I haven’t quit my job yet because I like the money or anything. I haven’t pursued my dreams because I’m afraid of failing at them. At this point, I don’t need anyone to tell me I’ll succeed, or give me an inspirational speech. What I need, and Hannah will as well, is a push. I need someone or something to come along and shove me over the deep end or else I’ll just be stuck here admiring the view off the edge. Scratch that. What I really need to do is make the jump myself.

On the path of life

This post is an answer to the prompt “You’ve been asked to speak at your high school alma marter—about the path of life (whoa). Draft the speech.

The path of life is defined by two constants—change and uncertainty. You may have it all figured out in your mind but things will most likely go a different way, but that’s not necessarily a bad thing. As your life path twists and turns, you will too. With age and experience, ideas change, views change, situations change, means change, and longstanding dreams can also change.

When I was 13, I wanted to grow up to be an astronaut. By the time I was 16, I didn’t want to anymore. But you’ll say that’s ok, the resolutions we make as little children and teenagers almost always change, and I agree with you.

But then again, when I was 18, I wanted to be married by the time I was 24, I thought anything beyond that would be too late. I’m 25 and single now and I can’t imagine wanting to be married for a few more years. But who knows, maybe in a few years I’ll change again.

Life changed me, the decisions I made changed me, the experiences I had changed me, and quite importantly, the people I surrounded myself with changed me.

I currently work in writing and marketing. For almost four years now I have tried to decide between the two disciplines, and failed at picking just one. If you absolutely forced me to choose, I am still uncertain about which one I’d choose.

I realised that things started becoming more and more uncertain after I left school. Uncertainty was everywhere—which college I’d get into, which one I’d choose, what jobs I would apply for, so on and so forth.

I’m sure by now you get the gist of what I’m trying to say, especially because I’m sure you’ve heard it a million times before. And even though this might just be a reiteration, it doesn’t make it any less real or true.

So, what I’m saying is, you never know where the path of life will take you. If you are the type of person who likes to have a plan, go ahead and make one, but allow for inconsistances when it comes to implementation. This path will take you to some beautiful places and some horrible ones, some happy phases and some lonely ones, but know that it might change at any moment.

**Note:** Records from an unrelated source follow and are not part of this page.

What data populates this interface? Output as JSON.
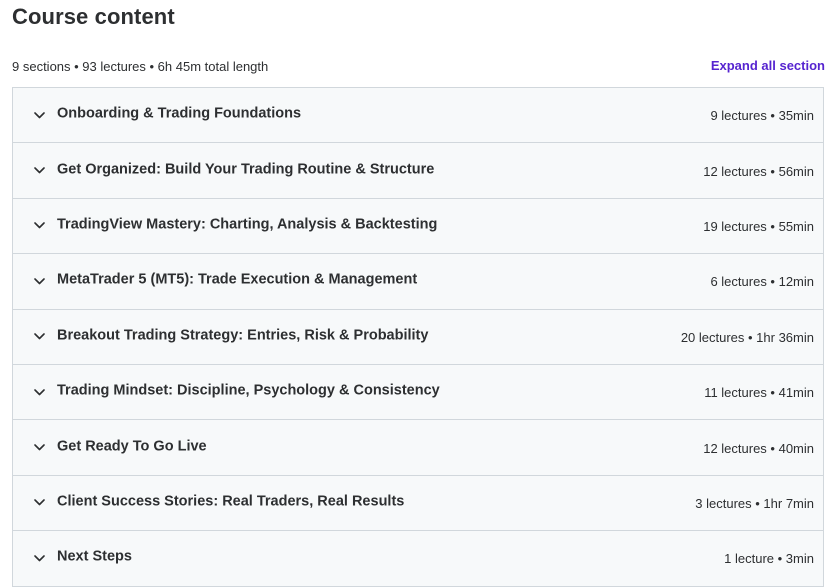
{
  "header": {
    "title": "Course content",
    "summary": "9 sections • 93 lectures • 6h 45m total length",
    "expand_all_label": "Expand all section"
  },
  "sections": [
    {
      "title": "Onboarding & Trading Foundations",
      "meta": "9 lectures • 35min"
    },
    {
      "title": "Get Organized: Build Your Trading Routine & Structure",
      "meta": "12 lectures • 56min"
    },
    {
      "title": "TradingView Mastery: Charting, Analysis & Backtesting",
      "meta": "19 lectures • 55min"
    },
    {
      "title": "MetaTrader 5 (MT5): Trade Execution & Management",
      "meta": "6 lectures • 12min"
    },
    {
      "title": "Breakout Trading Strategy: Entries, Risk & Probability",
      "meta": "20 lectures • 1hr 36min"
    },
    {
      "title": "Trading Mindset: Discipline, Psychology & Consistency",
      "meta": "11 lectures • 41min"
    },
    {
      "title": "Get Ready To Go Live",
      "meta": "12 lectures • 40min"
    },
    {
      "title": "Client Success Stories: Real Traders, Real Results",
      "meta": "3 lectures • 1hr 7min"
    },
    {
      "title": "Next Steps",
      "meta": "1 lecture • 3min"
    }
  ],
  "icons": {
    "section_toggle": "chevron-down-icon"
  },
  "colors": {
    "accent": "#5624d0",
    "text": "#2d2f31",
    "section_bg": "#f7f9fa",
    "border": "#d1d7dc"
  }
}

I’m not going to end by asking you to enjoy the journey, because a lot of times it will be far from enjoyable, but I am asking you to remember that things change and when you feel uncertain, lost, and down and out the most, try to fret a little less because you could be next in line for change.